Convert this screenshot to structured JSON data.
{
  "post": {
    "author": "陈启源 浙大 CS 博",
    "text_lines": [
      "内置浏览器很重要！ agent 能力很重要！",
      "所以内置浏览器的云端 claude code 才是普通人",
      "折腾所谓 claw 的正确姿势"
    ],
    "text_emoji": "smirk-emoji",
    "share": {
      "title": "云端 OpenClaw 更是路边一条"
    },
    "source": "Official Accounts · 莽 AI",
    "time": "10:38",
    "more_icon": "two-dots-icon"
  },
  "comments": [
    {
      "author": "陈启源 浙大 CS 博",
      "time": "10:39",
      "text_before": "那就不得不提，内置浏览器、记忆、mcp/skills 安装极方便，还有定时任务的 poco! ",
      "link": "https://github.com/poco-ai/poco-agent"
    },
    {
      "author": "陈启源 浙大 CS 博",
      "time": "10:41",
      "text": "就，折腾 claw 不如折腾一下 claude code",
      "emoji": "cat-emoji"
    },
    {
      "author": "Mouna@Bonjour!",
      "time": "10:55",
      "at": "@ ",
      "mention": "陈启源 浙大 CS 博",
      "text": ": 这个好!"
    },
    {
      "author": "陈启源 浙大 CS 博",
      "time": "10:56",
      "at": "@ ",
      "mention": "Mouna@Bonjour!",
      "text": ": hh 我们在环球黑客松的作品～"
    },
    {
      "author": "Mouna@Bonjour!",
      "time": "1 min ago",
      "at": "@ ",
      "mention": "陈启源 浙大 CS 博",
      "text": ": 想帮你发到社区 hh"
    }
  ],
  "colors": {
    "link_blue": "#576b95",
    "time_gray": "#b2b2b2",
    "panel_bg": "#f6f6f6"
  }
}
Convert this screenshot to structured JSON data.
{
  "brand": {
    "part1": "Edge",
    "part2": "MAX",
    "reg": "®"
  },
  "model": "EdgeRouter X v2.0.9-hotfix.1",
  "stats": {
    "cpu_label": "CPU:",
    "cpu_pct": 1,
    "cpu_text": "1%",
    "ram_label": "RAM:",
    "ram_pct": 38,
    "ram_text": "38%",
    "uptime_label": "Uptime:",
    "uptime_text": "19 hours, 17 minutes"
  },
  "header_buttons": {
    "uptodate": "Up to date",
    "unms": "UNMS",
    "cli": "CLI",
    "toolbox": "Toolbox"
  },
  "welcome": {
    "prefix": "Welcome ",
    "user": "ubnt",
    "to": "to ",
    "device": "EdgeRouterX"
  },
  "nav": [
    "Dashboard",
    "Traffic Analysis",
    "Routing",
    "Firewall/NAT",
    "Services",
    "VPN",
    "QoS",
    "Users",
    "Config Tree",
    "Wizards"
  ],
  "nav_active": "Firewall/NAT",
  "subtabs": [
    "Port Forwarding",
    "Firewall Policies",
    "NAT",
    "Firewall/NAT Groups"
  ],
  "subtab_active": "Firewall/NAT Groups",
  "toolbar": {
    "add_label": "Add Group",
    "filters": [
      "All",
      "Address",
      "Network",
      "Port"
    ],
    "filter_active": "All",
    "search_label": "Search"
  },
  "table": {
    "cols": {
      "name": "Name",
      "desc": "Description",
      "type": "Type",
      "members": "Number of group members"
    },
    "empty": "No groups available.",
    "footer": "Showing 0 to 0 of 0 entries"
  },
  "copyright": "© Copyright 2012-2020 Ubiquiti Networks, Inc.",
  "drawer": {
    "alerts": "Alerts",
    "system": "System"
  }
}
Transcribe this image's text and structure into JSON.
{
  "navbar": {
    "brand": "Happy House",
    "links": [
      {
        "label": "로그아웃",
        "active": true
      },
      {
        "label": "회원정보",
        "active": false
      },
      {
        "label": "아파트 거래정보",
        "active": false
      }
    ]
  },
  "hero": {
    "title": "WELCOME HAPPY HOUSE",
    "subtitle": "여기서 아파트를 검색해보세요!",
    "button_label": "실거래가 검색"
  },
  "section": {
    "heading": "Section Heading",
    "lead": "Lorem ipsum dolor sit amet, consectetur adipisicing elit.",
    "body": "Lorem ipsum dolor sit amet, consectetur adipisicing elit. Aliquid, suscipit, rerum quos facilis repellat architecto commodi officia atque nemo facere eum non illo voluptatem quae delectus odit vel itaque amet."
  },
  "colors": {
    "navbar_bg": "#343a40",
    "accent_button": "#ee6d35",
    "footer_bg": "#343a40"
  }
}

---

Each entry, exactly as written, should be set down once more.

Convert this screenshot to structured JSON data.
{
  "post": {
    "author": "陈启源 浙大 CS 博",
    "text_lines": [
      "内置浏览器很重要！ agent 能力很重要！",
      "所以内置浏览器的云端 claude code 才是普通人",
      "折腾所谓 claw 的正确姿势"
    ],
    "text_emoji": "smirk-emoji",
    "share": {
      "title": "云端 OpenClaw 更是路边一条"
    },
    "source": "Official Accounts · 莽 AI",
    "time": "10:38",
    "more_icon": "two-dots-icon"
  },
  "comments": [
    {
      "author": "陈启源 浙大 CS 博",
      "time": "10:39",
      "text_before": "那就不得不提，内置浏览器、记忆、mcp/skills 安装极方便，还有定时任务的 poco! ",
      "link": "https://github.com/poco-ai/poco-agent"
    },
    {
      "author": "陈启源 浙大 CS 博",
      "time": "10:41",
      "text": "就，折腾 claw 不如折腾一下 claude code",
      "emoji": "cat-emoji"
    },
    {
      "author": "Mouna@Bonjour!",
      "time": "10:55",
      "at": "@ ",
      "mention": "陈启源 浙大 CS 博",
      "text": ": 这个好!"
    },
    {
      "author": "陈启源 浙大 CS 博",
      "time": "10:56",
      "at": "@ ",
      "mention": "Mouna@Bonjour!",
      "text": ": hh 我们在环球黑客松的作品～"
    },
    {
      "author": "Mouna@Bonjour!",
      "time": "1 min ago",
      "at": "@ ",
      "mention": "陈启源 浙大 CS 博",
      "text": ": 想帮你发到社区 hh"
    }
  ],
  "colors": {
    "link_blue": "#576b95",
    "time_gray": "#b2b2b2",
    "panel_bg": "#f6f6f6"
  }
}
Convert this screenshot to structured JSON data.
{
  "brand": {
    "part1": "Edge",
    "part2": "MAX",
    "reg": "®"
  },
  "model": "EdgeRouter X v2.0.9-hotfix.1",
  "stats": {
    "cpu_label": "CPU:",
    "cpu_pct": 1,
    "cpu_text": "1%",
    "ram_label": "RAM:",
    "ram_pct": 38,
    "ram_text": "38%",
    "uptime_label": "Uptime:",
    "uptime_text": "19 hours, 17 minutes"
  },
  "header_buttons": {
    "uptodate": "Up to date",
    "unms": "UNMS",
    "cli": "CLI",
    "toolbox": "Toolbox"
  },
  "welcome": {
    "prefix": "Welcome ",
    "user": "ubnt",
    "to": "to ",
    "device": "EdgeRouterX"
  },
  "nav": [
    "Dashboard",
    "Traffic Analysis",
    "Routing",
    "Firewall/NAT",
    "Services",
    "VPN",
    "QoS",
    "Users",
    "Config Tree",
    "Wizards"
  ],
  "nav_active": "Firewall/NAT",
  "subtabs": [
    "Port Forwarding",
    "Firewall Policies",
    "NAT",
    "Firewall/NAT Groups"
  ],
  "subtab_active": "Firewall/NAT Groups",
  "toolbar": {
    "add_label": "Add Group",
    "filters": [
      "All",
      "Address",
      "Network",
      "Port"
    ],
    "filter_active": "All",
    "search_label": "Search"
  },
  "table": {
    "cols": {
      "name": "Name",
      "desc": "Description",
      "type": "Type",
      "members": "Number of group members"
    },
    "empty": "No groups available.",
    "footer": "Showing 0 to 0 of 0 entries"
  },
  "copyright": "© Copyright 2012-2020 Ubiquiti Networks, Inc.",
  "drawer": {
    "alerts": "Alerts",
    "system": "System"
  }
}
Transcribe this image's text and structure into JSON.
{
  "navbar": {
    "brand": "Happy House",
    "links": [
      {
        "label": "로그아웃",
        "active": true
      },
      {
        "label": "회원정보",
        "active": false
      },
      {
        "label": "아파트 거래정보",
        "active": false
      }
    ]
  },
  "hero": {
    "title": "WELCOME HAPPY HOUSE",
    "subtitle": "여기서 아파트를 검색해보세요!",
    "button_label": "실거래가 검색"
  },
  "section": {
    "heading": "Section Heading",
    "lead": "Lorem ipsum dolor sit amet, consectetur adipisicing elit.",
    "body": "Lorem ipsum dolor sit amet, consectetur adipisicing elit. Aliquid, suscipit, rerum quos facilis repellat architecto commodi officia atque nemo facere eum non illo voluptatem quae delectus odit vel itaque amet."
  },
  "colors": {
    "navbar_bg": "#343a40",
    "accent_button": "#ee6d35",
    "footer_bg": "#343a40"
  }
}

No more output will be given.